» **Study material**:

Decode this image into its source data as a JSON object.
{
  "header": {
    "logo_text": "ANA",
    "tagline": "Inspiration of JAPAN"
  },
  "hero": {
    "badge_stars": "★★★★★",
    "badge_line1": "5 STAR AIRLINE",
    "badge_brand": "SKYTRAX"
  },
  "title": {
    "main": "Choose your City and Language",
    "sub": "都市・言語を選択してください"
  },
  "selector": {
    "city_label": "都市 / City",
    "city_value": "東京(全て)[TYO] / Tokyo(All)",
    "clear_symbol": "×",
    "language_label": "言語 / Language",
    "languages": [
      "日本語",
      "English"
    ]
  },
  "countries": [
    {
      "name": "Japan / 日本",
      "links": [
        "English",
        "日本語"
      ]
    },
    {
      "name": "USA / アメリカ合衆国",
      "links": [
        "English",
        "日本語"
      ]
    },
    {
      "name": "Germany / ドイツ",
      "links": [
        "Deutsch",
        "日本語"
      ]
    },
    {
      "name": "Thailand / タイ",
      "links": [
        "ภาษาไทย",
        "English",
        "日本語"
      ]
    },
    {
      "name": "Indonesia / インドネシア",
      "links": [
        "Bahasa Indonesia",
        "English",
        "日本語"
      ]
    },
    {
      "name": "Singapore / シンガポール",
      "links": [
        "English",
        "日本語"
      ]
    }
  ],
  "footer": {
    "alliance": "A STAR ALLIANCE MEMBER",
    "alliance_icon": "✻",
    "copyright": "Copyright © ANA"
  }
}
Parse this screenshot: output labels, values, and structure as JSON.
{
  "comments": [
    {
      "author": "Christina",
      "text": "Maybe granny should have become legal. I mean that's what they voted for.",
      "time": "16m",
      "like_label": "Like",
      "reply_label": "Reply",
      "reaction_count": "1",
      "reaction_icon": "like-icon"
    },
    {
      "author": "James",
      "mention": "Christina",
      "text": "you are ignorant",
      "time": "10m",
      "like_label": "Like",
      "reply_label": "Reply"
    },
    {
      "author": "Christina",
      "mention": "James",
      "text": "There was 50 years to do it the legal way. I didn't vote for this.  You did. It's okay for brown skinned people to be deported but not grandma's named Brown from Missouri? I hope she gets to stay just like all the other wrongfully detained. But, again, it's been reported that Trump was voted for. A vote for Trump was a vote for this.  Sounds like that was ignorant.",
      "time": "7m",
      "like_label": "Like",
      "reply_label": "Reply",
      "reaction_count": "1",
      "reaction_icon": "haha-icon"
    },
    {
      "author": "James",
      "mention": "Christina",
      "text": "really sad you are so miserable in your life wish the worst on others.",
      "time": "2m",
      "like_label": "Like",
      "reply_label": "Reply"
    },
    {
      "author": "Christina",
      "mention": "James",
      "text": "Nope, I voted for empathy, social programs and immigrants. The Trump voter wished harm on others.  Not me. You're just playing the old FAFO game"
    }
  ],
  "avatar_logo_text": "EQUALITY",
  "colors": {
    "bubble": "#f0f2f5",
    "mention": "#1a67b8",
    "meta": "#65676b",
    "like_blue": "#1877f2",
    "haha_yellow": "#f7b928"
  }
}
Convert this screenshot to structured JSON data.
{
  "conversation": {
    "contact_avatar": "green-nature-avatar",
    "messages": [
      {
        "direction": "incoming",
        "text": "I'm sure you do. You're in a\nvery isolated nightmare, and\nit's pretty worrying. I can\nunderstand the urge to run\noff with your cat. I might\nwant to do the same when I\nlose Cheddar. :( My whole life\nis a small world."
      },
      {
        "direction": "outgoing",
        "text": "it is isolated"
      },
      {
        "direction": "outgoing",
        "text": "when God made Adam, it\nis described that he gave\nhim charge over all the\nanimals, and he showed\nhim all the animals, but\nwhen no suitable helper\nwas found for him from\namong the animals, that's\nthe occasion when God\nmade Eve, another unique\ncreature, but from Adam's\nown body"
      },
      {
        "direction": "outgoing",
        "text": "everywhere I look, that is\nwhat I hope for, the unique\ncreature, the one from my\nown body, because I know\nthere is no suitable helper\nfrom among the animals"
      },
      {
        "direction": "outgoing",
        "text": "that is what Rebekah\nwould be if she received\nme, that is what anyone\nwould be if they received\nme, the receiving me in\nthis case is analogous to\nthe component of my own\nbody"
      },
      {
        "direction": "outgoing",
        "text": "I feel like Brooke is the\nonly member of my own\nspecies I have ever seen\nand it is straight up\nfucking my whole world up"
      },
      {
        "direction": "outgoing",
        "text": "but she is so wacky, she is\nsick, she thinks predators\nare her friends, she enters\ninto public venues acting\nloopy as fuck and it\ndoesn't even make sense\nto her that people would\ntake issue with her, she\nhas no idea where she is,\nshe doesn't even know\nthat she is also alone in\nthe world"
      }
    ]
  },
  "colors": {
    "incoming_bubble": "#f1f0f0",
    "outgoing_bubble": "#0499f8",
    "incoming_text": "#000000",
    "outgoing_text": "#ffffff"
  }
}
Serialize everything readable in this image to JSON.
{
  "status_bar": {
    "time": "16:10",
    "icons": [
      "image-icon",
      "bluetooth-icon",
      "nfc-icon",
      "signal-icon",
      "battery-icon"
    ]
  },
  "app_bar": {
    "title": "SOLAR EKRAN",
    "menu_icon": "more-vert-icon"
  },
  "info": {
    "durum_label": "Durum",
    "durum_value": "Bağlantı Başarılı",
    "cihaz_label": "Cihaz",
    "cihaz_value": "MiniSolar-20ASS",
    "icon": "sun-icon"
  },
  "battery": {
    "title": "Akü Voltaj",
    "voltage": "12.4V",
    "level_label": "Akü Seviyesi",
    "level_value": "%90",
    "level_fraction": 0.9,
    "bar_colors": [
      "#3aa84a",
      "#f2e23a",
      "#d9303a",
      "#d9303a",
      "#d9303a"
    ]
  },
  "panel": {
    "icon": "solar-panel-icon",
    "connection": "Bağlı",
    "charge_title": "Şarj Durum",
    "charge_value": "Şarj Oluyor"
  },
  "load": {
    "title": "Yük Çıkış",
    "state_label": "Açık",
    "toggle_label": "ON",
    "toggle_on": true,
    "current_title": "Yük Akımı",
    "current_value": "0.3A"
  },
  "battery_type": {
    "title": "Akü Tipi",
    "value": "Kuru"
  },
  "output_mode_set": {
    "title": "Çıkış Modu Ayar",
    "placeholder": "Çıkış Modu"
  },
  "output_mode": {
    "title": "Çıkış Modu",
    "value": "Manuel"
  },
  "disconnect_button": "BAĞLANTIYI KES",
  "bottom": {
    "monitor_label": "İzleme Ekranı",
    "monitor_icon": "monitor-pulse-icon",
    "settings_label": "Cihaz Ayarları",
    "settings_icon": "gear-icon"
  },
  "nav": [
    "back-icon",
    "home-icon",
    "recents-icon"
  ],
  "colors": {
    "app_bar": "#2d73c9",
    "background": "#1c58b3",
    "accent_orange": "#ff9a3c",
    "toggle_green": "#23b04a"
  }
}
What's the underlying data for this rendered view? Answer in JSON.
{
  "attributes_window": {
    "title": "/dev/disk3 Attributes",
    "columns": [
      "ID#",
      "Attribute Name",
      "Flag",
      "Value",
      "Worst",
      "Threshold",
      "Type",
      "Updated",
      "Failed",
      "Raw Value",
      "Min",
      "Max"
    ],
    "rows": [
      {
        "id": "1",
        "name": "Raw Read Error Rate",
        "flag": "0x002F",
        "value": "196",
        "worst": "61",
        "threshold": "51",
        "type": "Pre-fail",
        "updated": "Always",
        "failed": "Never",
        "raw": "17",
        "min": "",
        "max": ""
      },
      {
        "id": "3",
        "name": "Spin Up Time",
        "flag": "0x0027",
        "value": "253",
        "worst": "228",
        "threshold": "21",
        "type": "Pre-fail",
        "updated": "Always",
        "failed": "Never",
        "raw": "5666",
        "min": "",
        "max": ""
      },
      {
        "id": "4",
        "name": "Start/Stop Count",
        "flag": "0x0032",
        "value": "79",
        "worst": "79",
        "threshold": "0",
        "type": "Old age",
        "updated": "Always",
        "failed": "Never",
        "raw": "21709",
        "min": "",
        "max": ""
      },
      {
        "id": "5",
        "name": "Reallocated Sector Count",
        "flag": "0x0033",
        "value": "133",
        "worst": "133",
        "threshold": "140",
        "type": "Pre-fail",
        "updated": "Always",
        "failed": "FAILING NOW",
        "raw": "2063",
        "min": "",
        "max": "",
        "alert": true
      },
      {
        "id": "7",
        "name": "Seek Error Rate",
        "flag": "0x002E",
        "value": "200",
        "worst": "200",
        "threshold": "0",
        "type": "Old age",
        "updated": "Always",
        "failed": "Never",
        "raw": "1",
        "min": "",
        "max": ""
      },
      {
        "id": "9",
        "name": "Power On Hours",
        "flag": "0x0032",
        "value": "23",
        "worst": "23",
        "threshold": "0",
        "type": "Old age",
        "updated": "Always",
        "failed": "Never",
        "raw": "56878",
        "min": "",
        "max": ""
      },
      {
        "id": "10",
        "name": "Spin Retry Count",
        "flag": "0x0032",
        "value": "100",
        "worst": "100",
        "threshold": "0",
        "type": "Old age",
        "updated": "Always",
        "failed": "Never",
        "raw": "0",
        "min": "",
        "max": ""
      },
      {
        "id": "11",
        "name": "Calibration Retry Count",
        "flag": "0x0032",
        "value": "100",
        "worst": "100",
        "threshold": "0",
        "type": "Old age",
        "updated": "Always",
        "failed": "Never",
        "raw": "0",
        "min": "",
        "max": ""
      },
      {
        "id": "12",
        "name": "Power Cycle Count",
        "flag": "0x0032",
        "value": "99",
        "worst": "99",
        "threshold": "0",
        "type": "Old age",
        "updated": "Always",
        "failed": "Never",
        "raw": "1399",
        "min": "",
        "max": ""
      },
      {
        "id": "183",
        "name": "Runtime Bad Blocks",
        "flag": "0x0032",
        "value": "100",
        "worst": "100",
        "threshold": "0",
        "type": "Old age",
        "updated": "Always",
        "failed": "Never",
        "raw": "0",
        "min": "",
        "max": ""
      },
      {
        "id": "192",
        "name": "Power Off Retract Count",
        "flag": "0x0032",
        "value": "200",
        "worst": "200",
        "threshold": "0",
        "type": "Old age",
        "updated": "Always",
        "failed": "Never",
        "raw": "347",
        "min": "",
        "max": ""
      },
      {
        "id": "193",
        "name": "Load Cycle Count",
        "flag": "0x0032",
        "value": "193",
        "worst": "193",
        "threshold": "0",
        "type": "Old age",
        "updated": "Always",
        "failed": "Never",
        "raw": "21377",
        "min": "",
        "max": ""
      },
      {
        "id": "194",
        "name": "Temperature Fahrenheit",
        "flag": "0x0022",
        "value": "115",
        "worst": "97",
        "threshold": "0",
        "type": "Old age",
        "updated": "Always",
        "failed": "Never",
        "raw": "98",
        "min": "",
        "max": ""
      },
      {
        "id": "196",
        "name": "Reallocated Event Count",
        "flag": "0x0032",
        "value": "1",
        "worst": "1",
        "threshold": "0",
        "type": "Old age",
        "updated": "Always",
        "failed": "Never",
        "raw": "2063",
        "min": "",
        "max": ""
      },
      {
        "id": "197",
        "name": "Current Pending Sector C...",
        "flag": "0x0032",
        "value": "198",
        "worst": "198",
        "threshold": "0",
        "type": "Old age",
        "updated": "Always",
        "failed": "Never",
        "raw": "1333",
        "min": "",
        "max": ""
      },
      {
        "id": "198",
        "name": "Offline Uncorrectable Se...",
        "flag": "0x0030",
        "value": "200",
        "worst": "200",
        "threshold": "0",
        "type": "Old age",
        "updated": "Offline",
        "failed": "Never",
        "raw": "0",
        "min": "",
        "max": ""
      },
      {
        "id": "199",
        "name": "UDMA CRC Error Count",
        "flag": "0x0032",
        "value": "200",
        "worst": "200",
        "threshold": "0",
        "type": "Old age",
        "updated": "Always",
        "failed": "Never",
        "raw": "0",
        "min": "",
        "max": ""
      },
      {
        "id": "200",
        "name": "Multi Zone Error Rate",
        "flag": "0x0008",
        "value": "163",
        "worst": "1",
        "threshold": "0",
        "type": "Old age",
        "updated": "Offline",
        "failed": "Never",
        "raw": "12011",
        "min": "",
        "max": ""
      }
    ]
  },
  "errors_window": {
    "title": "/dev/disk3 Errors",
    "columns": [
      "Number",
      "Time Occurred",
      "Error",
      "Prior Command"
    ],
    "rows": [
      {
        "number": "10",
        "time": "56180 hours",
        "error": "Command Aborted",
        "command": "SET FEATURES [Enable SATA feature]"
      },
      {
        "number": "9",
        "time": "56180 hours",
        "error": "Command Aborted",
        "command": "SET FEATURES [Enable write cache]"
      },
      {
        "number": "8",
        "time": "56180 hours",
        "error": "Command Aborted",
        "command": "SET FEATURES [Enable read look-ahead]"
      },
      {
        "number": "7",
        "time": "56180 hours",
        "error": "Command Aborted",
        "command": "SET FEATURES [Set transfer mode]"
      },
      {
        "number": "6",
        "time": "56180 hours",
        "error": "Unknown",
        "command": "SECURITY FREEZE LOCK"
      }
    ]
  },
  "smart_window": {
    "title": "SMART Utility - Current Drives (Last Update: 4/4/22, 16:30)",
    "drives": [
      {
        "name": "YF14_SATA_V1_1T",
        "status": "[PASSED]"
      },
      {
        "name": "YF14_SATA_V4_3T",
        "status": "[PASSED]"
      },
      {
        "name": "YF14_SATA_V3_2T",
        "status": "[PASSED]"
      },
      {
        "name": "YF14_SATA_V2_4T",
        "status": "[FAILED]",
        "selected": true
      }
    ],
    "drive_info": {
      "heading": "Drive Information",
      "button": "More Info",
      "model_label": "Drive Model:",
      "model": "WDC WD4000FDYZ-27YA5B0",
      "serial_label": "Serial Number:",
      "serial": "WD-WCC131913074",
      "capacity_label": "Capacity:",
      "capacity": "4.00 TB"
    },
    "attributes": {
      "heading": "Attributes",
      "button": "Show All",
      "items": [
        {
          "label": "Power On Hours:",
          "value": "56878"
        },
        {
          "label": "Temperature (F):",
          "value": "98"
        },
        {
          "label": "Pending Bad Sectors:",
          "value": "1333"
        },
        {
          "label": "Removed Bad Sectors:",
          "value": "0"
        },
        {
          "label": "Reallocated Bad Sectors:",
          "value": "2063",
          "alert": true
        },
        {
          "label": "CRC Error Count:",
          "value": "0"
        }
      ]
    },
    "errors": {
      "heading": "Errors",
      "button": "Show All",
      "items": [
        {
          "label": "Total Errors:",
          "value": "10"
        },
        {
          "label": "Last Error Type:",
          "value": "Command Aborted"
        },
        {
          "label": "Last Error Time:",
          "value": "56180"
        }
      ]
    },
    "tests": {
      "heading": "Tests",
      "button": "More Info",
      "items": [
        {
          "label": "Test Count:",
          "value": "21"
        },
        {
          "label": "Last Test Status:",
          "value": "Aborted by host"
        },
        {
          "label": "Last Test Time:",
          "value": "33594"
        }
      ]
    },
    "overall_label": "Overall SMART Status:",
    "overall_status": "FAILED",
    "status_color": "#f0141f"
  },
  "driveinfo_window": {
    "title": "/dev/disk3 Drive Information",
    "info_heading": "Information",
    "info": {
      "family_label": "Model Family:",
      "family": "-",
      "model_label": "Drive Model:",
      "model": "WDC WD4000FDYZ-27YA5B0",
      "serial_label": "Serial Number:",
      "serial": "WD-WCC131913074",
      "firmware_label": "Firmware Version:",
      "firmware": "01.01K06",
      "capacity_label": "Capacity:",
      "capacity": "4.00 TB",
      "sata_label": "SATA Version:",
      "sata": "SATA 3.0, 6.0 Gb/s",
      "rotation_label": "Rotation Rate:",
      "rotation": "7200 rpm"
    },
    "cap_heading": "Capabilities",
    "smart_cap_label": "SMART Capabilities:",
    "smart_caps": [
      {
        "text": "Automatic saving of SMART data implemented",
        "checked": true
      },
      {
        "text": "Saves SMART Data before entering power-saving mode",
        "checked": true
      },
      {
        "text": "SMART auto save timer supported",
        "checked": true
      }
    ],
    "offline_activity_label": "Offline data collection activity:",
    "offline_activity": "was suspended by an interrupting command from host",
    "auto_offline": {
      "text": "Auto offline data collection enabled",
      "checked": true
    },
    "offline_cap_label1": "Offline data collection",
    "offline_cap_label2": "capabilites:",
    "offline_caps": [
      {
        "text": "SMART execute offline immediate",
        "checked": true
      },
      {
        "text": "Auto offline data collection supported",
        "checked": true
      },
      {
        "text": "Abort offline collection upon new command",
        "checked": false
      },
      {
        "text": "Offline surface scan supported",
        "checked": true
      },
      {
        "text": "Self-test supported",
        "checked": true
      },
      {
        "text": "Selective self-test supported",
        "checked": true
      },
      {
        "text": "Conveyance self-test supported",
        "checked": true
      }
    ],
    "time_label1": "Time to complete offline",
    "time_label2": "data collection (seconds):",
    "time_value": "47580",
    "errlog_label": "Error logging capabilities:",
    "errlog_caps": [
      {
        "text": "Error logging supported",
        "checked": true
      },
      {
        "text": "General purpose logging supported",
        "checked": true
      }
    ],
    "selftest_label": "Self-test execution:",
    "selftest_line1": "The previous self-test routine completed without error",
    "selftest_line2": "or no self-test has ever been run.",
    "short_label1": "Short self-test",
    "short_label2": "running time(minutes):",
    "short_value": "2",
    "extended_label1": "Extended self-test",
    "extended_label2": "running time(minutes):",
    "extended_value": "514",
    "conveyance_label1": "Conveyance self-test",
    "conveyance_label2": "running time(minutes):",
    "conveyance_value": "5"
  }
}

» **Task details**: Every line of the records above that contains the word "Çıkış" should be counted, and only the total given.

» **Exercise result**: 4